VBA Course: Variables (continued)
While variables only allow us to store one value each, arrays make it possible to store many values and they work almost exactly the same way.
Here are some examples of declarations:
'Sample variable declaration Dim var1 As String 'Sample 1 dimensional array declaration Dim array1(4) As String 'Sample 2 dimensional array declaration Dim array2(4, 3) As String 'Sample 3 dimensional array declaration Dim array3(4, 3, 2) As String
The 1 dimensional array:
'Sample 1 dimensional array declaration Dim array1(4) As String
There is only one number in parentheses in this declaration, which means that it is a one dimensional array. This number sets the size of the array. array1(4) is an array in which the cells are numbered from 0 to 4, which means that it is an array with 5 cells:
'Assigning values to the 5 cells array1(0) = "Value of cell 0" array1(1) = "Value of cell 1" array1(2) = "Value of cell 2" array1(3) = "Value of cell 3" array1(4) = "Value of cell 4"
Another example, a two dimensional array:
'Sample declaration of a 2 dimensional array Dim array2(4, 3) As String
'Assigning values to three colored cells array2(0, 0) = "Red cell value" array2(4, 1) = "Green cell value" array2(2, 3) = "Blue cell value"
Like variables, constants can be used to store values, but the difference is that they can't be modified (thus their name).
For example, we could add a constant to avoid having to repeat a number like 6.87236476641:
Sub const_example() Cells(1, 1) = Cells(1, 2) * 6.87236476641 Cells(2, 1) = Cells(2, 2) * 6.87236476641 Cells(3, 1) = Cells(3, 2) * 6.87236476641 Cells(4, 1) = Cells(4, 2) * 6.87236476641 Cells(5, 1) = Cells(5, 2) * 6.87236476641 End Sub
This makes the code much easier to read (important parts in particular) and makes it much easier to change the value of the constant, should you need to:
Sub const_example() 'Declaration of a constant + assignment of value Const ANNUAL_RATE As Double = 6.87236476641 Cells(1, 1) = Cells(1, 2) * ANNUAL_RATE Cells(2, 1) = Cells(2, 2) * ANNUAL_RATE Cells(3, 1) = Cells(3, 2) * ANNUAL_RATE Cells(4, 1) = Cells(4, 2) * ANNUAL_RATE Cells(5, 1) = Cells(5, 2) * ANNUAL_RATE End Sub
The scope of variables
If a variable is declared at the beginning of a procedure (Sub), it can only be used within this same procedure. The value of the variable will not be maintained after the execution of the procedure.
Sub procedure1() Dim var1 As Integer ' => Use of a variable only within a procedure End Sub Sub procedure2() ' => var1 cannot be used here End Sub

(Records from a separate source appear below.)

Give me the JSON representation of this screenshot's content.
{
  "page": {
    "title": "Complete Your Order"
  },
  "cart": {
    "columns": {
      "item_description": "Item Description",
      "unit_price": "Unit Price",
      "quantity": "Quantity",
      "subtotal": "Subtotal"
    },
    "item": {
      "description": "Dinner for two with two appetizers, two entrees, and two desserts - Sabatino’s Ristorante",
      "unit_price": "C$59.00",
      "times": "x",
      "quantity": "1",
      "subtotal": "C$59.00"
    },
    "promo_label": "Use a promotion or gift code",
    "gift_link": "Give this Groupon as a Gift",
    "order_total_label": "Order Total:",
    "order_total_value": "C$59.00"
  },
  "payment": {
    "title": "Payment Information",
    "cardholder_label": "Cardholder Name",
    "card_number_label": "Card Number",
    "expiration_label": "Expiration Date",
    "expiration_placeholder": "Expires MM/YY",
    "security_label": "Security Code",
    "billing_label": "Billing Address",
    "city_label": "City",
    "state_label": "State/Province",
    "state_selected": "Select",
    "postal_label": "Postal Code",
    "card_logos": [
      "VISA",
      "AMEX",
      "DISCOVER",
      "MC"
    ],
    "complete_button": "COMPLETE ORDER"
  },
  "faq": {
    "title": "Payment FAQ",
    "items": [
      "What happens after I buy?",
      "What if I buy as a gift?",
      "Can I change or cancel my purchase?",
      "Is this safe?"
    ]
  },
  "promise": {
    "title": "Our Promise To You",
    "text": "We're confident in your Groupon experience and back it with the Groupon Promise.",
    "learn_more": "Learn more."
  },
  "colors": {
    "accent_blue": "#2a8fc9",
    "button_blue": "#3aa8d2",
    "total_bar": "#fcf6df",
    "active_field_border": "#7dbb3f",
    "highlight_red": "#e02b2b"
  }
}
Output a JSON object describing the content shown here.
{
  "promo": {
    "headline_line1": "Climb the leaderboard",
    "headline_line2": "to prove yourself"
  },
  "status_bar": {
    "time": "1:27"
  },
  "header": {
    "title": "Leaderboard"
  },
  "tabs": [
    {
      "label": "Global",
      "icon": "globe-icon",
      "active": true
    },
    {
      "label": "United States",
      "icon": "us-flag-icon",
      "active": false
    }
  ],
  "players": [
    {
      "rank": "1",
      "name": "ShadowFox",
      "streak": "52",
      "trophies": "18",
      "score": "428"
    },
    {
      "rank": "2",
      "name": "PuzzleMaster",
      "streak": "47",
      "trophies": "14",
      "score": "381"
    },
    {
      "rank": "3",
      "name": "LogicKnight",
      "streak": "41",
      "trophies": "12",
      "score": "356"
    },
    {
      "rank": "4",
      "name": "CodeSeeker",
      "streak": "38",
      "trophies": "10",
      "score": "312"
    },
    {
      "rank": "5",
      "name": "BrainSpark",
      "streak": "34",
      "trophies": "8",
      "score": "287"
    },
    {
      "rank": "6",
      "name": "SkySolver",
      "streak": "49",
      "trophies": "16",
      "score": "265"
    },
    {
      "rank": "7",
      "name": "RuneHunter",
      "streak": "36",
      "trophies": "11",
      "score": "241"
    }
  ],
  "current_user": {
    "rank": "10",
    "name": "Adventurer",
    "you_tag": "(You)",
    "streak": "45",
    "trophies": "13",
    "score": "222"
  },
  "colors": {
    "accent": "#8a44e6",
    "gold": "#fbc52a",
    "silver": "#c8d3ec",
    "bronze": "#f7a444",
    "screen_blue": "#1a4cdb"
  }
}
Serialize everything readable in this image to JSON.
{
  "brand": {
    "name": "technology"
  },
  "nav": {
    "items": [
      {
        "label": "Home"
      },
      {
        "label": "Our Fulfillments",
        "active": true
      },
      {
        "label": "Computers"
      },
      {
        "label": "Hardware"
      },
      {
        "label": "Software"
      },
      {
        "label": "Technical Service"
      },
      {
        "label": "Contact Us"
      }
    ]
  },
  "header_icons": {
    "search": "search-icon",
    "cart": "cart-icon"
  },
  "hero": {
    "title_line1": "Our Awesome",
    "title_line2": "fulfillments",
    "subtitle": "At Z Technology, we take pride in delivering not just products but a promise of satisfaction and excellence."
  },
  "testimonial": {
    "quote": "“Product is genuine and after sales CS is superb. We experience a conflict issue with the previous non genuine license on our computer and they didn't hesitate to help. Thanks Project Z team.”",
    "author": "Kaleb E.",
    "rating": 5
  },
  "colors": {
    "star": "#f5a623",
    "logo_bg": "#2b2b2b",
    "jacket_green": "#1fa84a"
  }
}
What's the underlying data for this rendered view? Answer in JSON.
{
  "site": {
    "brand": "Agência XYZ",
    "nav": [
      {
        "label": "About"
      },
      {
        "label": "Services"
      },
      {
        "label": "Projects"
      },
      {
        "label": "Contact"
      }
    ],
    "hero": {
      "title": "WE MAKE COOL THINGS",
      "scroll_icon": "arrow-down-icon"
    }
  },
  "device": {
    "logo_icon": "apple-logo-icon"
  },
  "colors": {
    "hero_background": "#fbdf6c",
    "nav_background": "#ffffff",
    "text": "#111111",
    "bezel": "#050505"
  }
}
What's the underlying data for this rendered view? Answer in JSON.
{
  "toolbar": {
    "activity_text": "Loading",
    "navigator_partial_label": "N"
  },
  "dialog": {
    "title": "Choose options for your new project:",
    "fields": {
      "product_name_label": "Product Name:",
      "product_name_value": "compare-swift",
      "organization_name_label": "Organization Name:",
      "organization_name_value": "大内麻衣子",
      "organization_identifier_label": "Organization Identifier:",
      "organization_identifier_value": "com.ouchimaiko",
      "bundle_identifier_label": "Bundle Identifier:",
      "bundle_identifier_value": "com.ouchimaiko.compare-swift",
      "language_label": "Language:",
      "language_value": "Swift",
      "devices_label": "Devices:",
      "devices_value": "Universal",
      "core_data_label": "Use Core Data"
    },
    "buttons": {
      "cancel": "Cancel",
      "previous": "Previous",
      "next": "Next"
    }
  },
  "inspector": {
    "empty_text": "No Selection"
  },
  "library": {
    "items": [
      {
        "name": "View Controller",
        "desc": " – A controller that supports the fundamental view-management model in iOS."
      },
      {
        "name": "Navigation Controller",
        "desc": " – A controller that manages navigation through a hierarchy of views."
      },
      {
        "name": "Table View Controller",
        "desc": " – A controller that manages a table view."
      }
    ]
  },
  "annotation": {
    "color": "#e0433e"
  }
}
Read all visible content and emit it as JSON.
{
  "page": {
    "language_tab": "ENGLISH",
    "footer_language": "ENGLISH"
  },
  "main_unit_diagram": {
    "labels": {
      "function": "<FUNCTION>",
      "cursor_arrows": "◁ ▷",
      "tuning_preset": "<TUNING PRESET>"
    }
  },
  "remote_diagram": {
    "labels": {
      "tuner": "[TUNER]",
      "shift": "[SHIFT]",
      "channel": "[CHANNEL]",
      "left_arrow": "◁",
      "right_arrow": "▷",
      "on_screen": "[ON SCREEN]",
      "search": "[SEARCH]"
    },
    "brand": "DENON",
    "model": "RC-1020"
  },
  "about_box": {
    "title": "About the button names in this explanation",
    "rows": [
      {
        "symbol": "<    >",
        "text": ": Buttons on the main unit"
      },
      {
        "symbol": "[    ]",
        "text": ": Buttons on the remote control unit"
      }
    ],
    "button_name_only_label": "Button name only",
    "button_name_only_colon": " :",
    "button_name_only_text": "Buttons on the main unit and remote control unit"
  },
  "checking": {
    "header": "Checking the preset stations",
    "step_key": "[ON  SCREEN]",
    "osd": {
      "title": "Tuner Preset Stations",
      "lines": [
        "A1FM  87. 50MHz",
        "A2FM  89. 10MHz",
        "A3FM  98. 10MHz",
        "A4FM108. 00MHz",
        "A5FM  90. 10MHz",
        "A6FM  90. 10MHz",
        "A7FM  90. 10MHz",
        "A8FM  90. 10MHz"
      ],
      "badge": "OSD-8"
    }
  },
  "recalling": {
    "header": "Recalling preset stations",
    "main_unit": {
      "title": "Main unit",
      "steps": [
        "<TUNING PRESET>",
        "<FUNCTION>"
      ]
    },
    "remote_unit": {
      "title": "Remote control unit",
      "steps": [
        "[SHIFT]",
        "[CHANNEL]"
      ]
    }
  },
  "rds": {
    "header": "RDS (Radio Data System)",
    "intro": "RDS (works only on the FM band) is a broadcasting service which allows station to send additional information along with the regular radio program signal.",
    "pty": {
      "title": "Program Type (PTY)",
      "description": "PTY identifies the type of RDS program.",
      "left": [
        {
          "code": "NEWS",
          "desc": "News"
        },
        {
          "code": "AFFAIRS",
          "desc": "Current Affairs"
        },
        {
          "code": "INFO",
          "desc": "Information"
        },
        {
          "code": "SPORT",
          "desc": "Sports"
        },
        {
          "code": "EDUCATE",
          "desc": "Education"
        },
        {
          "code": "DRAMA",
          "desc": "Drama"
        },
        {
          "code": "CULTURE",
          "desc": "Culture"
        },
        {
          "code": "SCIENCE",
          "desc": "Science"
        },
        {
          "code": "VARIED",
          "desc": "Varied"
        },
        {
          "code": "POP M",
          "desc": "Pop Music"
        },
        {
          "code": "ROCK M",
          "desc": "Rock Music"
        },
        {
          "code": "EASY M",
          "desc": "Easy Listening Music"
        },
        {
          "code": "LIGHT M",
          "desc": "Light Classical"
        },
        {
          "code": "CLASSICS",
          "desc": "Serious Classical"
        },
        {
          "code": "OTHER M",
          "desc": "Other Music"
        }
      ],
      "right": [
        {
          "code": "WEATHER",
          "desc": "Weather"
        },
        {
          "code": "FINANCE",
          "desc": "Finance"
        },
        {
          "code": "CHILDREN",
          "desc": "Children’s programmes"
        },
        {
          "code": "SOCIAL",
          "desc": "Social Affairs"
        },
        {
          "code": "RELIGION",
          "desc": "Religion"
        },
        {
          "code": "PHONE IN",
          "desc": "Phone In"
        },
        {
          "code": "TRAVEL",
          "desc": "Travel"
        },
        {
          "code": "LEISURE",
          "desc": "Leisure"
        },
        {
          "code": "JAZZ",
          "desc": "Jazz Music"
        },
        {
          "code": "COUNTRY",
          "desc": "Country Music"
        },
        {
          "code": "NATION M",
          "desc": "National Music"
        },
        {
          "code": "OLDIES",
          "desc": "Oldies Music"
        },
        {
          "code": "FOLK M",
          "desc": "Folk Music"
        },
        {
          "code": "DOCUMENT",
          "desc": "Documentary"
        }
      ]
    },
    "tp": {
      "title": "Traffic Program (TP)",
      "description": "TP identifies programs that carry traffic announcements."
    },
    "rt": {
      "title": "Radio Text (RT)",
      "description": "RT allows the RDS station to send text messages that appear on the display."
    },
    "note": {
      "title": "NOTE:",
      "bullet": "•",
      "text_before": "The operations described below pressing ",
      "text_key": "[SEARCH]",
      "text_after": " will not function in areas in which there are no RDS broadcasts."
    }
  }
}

In order to use a variable in any of the procedures within a module, all you have to do is declare it at the beginning of the module. And if you declare a variable this way, its value will be maintained until the workbook is closed.
Dim var1 As Integer Sub procedure1() ' => var1 can be used here End Sub Sub procedure2() ' => var1 can also be used here End Sub
If you want to be able to use a variable in any module, on the same principle as the previous example, all you have to do is replace Dim with Global:
Global var1 As Integer
To maintain the value of a variable after the execution of the procedure in which it appears, replace Dim with Static:
Sub procedure1() Static var1 As Integer End Sub
To maintain the values of all the variables in a procedure, add Static before Sub:
Static Sub procedure1() Dim var1 As Integer End Sub
Create your own type of variable
We won't spend very much time on this point. Here is an example:
'Creation of a variable type Type guests last_name As String first_name As String End Type Sub variables() 'Declaration Dim p1 As guests 'Assigning values to p1 p1.last_name = "Smith" p1.first_name = "John" 'Example of use MsgBox p1.last_name & " " & p1.first_name End Sub